Go through the material line by line and copy each one with the word "title".
(Beginning of EXCERPTED DATA)
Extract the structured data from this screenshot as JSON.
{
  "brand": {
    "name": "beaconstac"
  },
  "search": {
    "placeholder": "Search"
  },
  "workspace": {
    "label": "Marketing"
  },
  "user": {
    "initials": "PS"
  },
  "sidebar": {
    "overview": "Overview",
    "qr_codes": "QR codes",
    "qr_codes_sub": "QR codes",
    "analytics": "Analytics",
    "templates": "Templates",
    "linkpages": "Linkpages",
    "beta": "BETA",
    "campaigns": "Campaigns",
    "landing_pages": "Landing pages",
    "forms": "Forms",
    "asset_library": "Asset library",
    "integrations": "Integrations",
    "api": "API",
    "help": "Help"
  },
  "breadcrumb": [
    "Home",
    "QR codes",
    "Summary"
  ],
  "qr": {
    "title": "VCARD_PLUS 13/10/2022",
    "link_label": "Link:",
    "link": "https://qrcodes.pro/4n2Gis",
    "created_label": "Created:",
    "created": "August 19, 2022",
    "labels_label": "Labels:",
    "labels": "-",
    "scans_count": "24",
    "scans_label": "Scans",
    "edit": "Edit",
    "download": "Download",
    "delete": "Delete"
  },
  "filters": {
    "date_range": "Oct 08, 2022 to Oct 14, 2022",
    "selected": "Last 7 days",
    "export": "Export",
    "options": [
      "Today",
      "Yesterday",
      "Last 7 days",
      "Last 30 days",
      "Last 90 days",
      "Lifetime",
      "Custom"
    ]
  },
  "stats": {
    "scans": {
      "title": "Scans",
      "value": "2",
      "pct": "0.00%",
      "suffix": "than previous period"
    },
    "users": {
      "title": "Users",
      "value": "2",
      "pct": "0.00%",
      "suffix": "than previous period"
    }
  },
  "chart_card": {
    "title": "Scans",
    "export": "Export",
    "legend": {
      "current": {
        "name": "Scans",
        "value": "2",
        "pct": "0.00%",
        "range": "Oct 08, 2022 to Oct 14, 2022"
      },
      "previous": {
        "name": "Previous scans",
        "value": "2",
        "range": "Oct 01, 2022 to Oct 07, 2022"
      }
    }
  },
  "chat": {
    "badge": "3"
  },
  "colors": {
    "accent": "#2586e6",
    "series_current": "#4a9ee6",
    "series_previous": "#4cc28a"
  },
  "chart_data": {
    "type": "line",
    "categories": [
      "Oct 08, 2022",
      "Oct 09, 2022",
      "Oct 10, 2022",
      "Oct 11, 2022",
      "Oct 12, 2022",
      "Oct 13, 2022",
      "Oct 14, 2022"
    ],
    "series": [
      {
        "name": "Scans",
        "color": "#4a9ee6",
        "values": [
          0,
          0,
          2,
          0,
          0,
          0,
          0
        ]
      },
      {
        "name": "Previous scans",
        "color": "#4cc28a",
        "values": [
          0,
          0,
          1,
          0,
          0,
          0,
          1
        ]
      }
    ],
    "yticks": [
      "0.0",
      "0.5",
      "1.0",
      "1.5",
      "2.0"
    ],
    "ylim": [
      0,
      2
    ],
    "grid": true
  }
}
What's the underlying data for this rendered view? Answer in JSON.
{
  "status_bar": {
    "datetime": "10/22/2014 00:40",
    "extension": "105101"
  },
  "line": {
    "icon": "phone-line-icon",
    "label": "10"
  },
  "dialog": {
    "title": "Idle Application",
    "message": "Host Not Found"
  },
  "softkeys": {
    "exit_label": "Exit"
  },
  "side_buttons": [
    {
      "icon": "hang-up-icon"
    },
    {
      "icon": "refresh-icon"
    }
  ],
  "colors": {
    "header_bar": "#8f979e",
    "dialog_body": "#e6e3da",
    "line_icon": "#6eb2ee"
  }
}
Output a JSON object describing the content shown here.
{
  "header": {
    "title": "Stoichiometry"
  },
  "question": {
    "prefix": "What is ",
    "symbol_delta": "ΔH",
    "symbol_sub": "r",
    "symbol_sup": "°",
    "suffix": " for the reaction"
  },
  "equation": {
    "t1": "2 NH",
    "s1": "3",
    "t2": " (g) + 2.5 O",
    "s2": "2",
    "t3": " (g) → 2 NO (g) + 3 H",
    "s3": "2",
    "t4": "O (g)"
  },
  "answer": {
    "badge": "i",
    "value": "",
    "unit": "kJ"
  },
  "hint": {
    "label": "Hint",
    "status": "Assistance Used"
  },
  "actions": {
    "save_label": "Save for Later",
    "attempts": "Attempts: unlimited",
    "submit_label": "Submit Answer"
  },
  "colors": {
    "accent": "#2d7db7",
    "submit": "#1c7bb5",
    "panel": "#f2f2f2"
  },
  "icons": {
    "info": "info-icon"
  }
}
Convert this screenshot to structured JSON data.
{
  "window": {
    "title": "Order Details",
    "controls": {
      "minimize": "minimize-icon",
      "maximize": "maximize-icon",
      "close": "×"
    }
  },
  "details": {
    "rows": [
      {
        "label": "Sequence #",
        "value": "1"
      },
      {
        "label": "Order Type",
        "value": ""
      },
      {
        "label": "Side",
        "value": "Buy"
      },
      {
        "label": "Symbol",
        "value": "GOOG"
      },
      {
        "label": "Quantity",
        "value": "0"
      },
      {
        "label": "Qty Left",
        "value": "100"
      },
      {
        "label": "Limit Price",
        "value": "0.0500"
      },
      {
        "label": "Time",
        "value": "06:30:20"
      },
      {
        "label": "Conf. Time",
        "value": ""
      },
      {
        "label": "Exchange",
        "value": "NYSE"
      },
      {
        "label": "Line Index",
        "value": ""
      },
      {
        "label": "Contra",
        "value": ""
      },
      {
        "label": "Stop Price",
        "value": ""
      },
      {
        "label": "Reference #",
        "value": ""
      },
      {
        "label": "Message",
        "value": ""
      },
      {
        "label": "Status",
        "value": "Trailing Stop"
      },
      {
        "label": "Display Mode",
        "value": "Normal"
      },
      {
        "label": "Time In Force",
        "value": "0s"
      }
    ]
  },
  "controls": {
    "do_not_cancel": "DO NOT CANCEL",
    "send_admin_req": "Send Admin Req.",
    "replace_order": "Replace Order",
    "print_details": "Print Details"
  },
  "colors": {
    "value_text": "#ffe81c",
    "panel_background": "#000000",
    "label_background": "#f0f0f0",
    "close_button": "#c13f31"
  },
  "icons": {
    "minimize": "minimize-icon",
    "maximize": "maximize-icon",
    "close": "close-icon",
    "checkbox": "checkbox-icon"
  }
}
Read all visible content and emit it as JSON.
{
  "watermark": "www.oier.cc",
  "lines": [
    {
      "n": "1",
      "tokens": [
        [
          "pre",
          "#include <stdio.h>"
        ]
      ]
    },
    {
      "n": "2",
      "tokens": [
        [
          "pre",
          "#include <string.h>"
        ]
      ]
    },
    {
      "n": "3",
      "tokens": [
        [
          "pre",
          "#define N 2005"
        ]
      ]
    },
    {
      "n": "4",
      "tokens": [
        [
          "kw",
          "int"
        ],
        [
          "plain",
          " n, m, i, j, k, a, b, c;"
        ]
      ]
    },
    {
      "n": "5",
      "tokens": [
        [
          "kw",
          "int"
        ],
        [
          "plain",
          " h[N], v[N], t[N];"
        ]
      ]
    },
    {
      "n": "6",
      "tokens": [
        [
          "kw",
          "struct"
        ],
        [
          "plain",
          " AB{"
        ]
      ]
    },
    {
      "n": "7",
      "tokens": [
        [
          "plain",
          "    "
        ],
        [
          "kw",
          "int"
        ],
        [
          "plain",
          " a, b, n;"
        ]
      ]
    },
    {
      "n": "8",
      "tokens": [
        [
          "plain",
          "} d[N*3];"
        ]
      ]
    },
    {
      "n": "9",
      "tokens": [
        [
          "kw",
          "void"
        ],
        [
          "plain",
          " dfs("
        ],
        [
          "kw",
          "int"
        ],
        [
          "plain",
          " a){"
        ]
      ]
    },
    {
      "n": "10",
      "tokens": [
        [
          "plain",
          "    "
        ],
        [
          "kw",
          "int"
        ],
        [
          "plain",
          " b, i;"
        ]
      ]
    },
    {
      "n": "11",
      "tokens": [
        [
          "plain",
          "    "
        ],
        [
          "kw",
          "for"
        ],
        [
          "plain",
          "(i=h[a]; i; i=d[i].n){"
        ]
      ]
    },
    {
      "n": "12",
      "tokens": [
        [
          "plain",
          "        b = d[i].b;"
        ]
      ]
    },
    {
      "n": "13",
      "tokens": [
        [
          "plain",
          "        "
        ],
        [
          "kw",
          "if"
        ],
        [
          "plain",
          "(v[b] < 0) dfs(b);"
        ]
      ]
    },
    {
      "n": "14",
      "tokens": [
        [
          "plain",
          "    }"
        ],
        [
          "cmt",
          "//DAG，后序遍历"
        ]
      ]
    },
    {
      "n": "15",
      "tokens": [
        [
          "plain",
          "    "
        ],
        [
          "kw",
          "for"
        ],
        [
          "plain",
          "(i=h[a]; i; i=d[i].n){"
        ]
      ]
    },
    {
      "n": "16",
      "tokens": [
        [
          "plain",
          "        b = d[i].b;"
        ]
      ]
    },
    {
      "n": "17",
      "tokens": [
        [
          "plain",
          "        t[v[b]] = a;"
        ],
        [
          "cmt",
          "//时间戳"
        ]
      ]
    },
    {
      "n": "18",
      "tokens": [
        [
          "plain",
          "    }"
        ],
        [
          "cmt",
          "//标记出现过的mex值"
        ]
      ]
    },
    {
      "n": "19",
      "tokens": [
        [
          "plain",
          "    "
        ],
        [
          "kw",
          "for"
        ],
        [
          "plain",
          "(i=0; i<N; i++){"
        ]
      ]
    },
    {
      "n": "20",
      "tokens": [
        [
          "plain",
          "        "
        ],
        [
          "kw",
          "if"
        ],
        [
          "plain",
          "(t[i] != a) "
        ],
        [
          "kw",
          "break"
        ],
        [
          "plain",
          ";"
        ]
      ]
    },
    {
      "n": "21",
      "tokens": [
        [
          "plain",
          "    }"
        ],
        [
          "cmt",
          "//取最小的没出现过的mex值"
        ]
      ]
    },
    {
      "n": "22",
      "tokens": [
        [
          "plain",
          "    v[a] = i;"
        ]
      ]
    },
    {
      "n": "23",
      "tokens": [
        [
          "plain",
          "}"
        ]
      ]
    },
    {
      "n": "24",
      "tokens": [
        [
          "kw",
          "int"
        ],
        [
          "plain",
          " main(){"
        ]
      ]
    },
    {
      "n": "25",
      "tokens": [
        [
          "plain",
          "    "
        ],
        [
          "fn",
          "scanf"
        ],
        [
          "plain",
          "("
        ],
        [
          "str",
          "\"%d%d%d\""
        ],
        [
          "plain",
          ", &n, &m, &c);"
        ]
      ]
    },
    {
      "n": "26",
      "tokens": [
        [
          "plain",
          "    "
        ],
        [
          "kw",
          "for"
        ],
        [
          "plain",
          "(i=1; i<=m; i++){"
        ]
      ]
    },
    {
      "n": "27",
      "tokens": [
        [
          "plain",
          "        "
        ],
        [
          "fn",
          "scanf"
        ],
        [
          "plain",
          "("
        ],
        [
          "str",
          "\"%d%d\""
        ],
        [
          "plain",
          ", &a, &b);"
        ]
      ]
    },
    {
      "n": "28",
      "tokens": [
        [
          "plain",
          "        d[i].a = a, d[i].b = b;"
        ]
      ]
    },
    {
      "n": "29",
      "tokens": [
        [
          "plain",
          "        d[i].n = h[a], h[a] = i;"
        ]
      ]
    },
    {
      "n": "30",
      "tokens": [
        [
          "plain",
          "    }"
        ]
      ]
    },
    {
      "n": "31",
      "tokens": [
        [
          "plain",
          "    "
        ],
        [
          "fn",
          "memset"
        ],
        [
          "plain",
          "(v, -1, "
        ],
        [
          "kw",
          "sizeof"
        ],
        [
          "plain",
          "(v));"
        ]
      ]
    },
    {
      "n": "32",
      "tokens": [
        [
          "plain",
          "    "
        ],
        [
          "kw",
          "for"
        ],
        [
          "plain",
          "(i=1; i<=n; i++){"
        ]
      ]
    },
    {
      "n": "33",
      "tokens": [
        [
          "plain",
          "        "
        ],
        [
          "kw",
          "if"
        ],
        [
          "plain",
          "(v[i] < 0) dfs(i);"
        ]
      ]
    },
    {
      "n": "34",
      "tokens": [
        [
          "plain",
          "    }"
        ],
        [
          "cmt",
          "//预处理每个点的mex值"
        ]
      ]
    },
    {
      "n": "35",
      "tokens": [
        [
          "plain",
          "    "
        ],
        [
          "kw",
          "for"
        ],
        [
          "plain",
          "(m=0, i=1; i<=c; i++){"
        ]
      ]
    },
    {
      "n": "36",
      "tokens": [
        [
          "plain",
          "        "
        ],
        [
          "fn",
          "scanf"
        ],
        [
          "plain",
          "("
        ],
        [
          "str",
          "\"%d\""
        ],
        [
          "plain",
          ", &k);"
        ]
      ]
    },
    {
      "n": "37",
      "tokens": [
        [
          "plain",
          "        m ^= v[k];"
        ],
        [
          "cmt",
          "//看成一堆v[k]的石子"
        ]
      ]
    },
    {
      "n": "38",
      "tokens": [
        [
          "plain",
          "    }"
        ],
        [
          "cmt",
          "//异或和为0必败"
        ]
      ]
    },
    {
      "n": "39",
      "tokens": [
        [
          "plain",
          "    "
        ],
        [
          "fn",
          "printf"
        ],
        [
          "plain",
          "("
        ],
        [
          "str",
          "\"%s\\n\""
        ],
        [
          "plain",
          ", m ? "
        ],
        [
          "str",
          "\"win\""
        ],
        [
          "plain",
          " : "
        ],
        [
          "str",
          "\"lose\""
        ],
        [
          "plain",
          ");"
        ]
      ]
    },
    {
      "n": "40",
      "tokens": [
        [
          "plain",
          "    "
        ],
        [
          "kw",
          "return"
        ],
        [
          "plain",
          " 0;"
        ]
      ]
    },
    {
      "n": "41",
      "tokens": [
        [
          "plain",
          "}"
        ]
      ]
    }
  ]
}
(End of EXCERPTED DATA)
• _OUTPUT_
    "title": "VCARD_PLUS 13/10/2022",
      "title": "Scans",
      "title": "Users",
    "title": "Scans",
    "title": "Idle Application",
    "title": "Stoichiometry"
    "title": "Order Details",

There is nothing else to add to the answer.